Cisco client installation¶
The official Cisco AnyConnect client is supported for Linux, OSX, and Windows.
The software is only available via Fermilab.
- Go to https://vpn.fnal.gov and log in with your Services account
- The website will guide you to install the software
Additional setup for Linux¶
The website will just download a "script"
vpnsetup.sh. That is not just the script (it contains the binary data of the package itself).
To install that, run:
sudo sh vpnsetup.sh
or similar. In short: you need administrator privileges.
The script will also install SysV scripts to start and stop the VPN. It will also try to set it to start automatically (this failed on Gentoo Linux).
If your system uses
systemd instead, it may still work... or not (this too failed on Gentoo Linux).
When the sequence of failures is long enough, you are ready to attempt installing the free client
- Open CISCO AnyConnect VPN
- Type "vpn.fnal.gov" and click connect
- Login with your Services account username and password
|Username:||plain username (no @fnal.gov, @services.fnal.gov or such)|
|Password:||Services password (same as for e-mail access, ServiceNow, and others)|
Under OSX, a graphical user interface called "Cisco AnyConnect Secure Mobility Client" will allow you to enter the information above.
On Linux, OpenConnect provides a command-line interface. The simplest command to start is:
sudo openconnect --user=<USERNAME> vpn.fnal.gov
or equivalent. Superuser privileges are likely necessary to mess with the network configuration.
--user argument, optional, is the one like in the table above.

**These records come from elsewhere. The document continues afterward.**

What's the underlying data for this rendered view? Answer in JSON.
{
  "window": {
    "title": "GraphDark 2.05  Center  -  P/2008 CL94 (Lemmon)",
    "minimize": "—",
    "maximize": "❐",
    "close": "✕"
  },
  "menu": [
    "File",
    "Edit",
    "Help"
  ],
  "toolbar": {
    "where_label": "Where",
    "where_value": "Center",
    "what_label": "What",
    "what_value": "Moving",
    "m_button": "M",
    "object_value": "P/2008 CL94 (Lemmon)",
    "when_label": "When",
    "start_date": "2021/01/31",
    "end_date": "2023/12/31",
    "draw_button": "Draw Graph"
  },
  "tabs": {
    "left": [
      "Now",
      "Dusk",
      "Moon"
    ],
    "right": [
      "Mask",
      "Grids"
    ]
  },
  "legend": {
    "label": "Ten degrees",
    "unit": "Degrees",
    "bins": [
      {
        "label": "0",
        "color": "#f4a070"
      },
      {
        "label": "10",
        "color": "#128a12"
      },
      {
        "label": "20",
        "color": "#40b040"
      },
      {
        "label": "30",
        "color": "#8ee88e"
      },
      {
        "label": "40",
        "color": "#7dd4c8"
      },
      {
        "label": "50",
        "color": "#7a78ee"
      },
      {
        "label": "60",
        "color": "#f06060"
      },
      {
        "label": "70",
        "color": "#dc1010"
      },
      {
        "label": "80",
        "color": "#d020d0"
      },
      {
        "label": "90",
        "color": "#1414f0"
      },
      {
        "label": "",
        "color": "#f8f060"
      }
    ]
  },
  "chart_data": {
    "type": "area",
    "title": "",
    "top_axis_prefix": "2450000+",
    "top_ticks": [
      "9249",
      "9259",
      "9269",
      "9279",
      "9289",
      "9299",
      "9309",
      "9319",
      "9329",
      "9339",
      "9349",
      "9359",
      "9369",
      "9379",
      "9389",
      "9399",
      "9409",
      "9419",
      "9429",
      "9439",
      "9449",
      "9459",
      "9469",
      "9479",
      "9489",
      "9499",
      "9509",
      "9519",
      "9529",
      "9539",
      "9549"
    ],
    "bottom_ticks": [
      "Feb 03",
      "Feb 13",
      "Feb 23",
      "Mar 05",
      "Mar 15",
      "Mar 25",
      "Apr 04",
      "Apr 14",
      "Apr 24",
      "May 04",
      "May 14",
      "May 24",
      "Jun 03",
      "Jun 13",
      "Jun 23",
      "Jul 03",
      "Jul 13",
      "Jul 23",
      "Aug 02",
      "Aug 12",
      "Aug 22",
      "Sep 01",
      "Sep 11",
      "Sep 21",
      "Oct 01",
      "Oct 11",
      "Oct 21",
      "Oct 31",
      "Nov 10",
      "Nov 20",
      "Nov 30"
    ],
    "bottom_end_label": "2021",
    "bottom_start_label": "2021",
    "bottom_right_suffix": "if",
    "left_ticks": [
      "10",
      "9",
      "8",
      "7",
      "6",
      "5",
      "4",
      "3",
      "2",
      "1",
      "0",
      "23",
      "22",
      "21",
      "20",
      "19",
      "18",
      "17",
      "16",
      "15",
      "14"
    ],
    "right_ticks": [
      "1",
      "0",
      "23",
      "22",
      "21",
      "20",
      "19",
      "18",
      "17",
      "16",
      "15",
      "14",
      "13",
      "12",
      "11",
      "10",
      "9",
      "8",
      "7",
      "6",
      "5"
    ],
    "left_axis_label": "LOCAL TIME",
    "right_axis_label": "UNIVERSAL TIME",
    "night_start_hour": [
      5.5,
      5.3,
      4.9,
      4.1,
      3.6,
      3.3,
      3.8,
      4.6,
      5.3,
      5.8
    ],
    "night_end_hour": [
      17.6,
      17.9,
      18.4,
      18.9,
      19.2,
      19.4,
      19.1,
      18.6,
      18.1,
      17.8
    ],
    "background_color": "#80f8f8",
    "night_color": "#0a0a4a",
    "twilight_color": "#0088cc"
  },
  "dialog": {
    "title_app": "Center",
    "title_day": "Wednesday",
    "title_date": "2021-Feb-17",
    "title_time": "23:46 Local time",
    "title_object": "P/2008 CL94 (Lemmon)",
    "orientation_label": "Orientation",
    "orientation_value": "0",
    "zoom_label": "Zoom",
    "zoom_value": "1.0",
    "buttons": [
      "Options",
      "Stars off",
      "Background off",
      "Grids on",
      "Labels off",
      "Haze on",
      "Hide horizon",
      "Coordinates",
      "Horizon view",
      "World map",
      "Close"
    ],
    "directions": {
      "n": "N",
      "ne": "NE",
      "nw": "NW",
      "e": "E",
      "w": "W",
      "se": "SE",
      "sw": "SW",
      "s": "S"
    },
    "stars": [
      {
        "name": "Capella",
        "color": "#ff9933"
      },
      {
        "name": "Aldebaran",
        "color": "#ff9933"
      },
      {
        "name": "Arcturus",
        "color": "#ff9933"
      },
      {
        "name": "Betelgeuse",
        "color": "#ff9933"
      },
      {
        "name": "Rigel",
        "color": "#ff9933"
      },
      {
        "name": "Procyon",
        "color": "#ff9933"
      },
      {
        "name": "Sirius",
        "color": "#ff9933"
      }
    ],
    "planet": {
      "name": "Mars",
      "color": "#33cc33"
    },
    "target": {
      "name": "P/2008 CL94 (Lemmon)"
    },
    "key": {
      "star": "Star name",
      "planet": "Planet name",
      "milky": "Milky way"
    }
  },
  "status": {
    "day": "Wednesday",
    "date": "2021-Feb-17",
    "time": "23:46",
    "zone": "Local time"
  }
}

If not specified, it will be requested interactively.
Remember that if you use that command, the first password request comes from
sudo to gain administrator privileges on your own machine.
Then, the VPN access password is requested (as in the table above).
The shell is occupied by openconnect, unless the
--background option is specified. If not, to disconnect it is enough to hit
Chances are that your Linux operating system is distributing convenience scripts to manage the VPN... check the standard places (e.g. something in
/etc/init.d for Debian,
service for RedHat,
rc-service for Gentoo, ...).
OpenConnect (free) client installation¶
Under OSX, OpenConnect is also via homebrew:
brew install openconnect
Chances are that your Linux distribution has it prepackaged for you.
iOS (Apple mobile)¶
You're on your own. Please add information here if you get it working.
OpenConnect binary distribution is available via F-Droid